(Records drawn from a dataset)
================================

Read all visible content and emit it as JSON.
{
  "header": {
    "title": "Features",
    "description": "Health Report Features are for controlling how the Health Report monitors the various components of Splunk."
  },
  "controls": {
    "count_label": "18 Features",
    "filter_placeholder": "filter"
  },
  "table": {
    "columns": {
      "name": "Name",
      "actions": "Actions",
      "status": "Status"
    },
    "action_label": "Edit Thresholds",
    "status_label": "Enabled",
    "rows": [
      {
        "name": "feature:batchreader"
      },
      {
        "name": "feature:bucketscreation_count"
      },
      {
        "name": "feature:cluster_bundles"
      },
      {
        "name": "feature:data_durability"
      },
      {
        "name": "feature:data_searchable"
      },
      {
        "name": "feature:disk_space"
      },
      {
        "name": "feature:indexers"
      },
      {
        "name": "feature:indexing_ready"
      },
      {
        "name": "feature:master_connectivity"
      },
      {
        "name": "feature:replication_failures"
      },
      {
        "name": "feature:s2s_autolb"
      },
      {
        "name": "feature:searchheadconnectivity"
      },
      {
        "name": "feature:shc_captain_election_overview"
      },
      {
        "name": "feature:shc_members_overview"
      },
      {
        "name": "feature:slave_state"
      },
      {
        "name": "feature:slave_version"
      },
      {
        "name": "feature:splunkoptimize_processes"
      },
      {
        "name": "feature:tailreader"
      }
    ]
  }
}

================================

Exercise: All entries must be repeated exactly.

Result below:
Read all visible content and emit it as JSON.
{
  "header": {
    "title": "Features",
    "description": "Health Report Features are for controlling how the Health Report monitors the various components of Splunk."
  },
  "controls": {
    "count_label": "18 Features",
    "filter_placeholder": "filter"
  },
  "table": {
    "columns": {
      "name": "Name",
      "actions": "Actions",
      "status": "Status"
    },
    "action_label": "Edit Thresholds",
    "status_label": "Enabled",
    "rows": [
      {
        "name": "feature:batchreader"
      },
      {
        "name": "feature:bucketscreation_count"
      },
      {
        "name": "feature:cluster_bundles"
      },
      {
        "name": "feature:data_durability"
      },
      {
        "name": "feature:data_searchable"
      },
      {
        "name": "feature:disk_space"
      },
      {
        "name": "feature:indexers"
      },
      {
        "name": "feature:indexing_ready"
      },
      {
        "name": "feature:master_connectivity"
      },
      {
        "name": "feature:replication_failures"
      },
      {
        "name": "feature:s2s_autolb"
      },
      {
        "name": "feature:searchheadconnectivity"
      },
      {
        "name": "feature:shc_captain_election_overview"
      },
      {
        "name": "feature:shc_members_overview"
      },
      {
        "name": "feature:slave_state"
      },
      {
        "name": "feature:slave_version"
      },
      {
        "name": "feature:splunkoptimize_processes"
      },
      {
        "name": "feature:tailreader"
      }
    ]
  }
}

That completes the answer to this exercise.